Zimbabwe’s floundering economy has been a thorny issue ahead of the vote, but so have the arrests of opposition supporters who hold what police say are “illegal gatherings”.
Political parties must seek police clearance at least two weeks before an event.

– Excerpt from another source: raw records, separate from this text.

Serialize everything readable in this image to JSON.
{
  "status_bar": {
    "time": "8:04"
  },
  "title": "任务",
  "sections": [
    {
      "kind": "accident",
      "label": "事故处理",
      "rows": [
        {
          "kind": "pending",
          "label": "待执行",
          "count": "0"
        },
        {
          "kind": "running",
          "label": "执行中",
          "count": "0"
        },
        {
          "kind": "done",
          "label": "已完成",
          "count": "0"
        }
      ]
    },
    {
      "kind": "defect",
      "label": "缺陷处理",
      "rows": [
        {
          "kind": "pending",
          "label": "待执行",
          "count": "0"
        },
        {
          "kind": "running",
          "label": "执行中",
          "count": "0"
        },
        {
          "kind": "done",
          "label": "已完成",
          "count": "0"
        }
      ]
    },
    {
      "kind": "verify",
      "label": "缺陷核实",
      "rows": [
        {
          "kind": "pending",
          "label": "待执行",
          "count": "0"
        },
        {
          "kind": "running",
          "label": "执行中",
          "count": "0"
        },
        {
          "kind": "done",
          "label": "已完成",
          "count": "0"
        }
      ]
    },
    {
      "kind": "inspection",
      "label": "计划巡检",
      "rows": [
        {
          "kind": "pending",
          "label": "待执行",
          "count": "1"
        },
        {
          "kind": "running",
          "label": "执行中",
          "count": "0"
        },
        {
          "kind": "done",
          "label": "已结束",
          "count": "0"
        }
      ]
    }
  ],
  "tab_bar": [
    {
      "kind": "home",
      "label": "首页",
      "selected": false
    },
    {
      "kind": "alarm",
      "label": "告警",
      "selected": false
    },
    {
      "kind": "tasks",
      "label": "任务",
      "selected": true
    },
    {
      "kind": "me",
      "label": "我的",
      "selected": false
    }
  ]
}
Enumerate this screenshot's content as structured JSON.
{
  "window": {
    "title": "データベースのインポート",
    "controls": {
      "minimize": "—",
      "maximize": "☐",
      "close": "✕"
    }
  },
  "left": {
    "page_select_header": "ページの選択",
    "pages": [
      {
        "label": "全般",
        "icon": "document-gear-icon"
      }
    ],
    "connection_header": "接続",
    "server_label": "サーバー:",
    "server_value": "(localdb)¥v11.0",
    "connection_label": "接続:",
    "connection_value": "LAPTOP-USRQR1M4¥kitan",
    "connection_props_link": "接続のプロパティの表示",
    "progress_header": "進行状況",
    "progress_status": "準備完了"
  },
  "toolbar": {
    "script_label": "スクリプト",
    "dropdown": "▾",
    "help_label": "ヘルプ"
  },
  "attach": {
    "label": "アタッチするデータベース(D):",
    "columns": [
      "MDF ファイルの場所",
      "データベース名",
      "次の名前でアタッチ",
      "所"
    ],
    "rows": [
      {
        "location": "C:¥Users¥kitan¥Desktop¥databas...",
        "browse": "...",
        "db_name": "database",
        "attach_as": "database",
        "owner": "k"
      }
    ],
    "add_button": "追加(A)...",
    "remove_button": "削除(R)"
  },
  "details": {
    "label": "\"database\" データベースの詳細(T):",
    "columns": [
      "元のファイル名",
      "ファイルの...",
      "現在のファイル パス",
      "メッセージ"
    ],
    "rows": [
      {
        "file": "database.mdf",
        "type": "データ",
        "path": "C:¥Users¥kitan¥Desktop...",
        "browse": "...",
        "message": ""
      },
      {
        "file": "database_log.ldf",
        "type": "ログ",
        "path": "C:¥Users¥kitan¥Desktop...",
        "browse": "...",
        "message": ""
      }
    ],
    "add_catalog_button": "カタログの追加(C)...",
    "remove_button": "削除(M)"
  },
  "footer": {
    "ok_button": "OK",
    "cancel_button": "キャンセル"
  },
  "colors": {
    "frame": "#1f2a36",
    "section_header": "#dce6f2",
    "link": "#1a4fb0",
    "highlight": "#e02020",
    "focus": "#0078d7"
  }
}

Security agencies have refused permission for many opposition gatherings, saying there is no manpower to police the events.
According to Chamisa, the police have barred 68 of his party’s meetings in recent weeks.
The opposition accuses the police of being partisan and under the control of the ruling party, but ZANU-PF spokesperson Chris Mutsvanga said the party is a “private voluntary entity, … not the government of Zimbabwe”.
“Instead there is an executive, a judiciary and a legislature,” he told Al Jazeera. “The ZRP [police] answers to these constitutional bodies, definitely not to ZANU-PF.”
Tafadzwa Mugwadi, another ruling party stalwart, said his party remains popular and did not need help from state institutions like the police or electoral commission.
“The fake agenda about reforms is being fronted by the CCC and its puppet masters in the EU and US who want to find a smokescreen to justify continued illegal sanctions on Zimbabwe beyond 2023,” Mugwadi said.
‘Selective application of the law’
Analysts said concerns are growing about the shrinking democratic space in Zimbabwe.
Musa Kika – executive director of Zimbabwe Human Rights NGO Forum, a coalition of 22 human rights advocacy groups – told Al Jazeera that bans on opposition gatherings are a “time-tested strategy” to instil fear in the opposition.
“[It is] a cycle that repeats itself every election year,” he said. “This is obviously abuse of the criminal justice system and abuse of the constitution that provides rights to a fair trial, etc.”
He and other activists said there has been a “selective application of the law” because the opposition has been barred from holding events while the ruling party has faced little or no obstruction.
In January, authorities revoked the registration of 291 non-governmental groups and civil society organizations for “noncompliance with the provisions of [the] Private Voluntary Organization Act”.
Government critics said that violates the freedom of association enshrined in international human rights laws to which Zimbabwe is a party, including the African Charter on Human and Peoples’ Rights.
“Zimbabwe’s repression of civil society organizations needs to stop, especially in light of the general election this year,” said Ashwanee Budoo-Scholtz, the deputy Africa director at Human Rights Watch. “The government needs to stop using the Private Voluntary Organization Act as a tool to silence the exercise of fundamental democratic rights.”
For Nyembe, who is nursing a back injury he received when he was arrested, this was not his first experience of political-related violence. He was part of Zimbabwe’s independence struggle in the 1970s, and he remains determined to vote in the coming election.
“I want a better future for my children,” he said. “My youngest daughter could not find a job, and she had to go to South Africa.”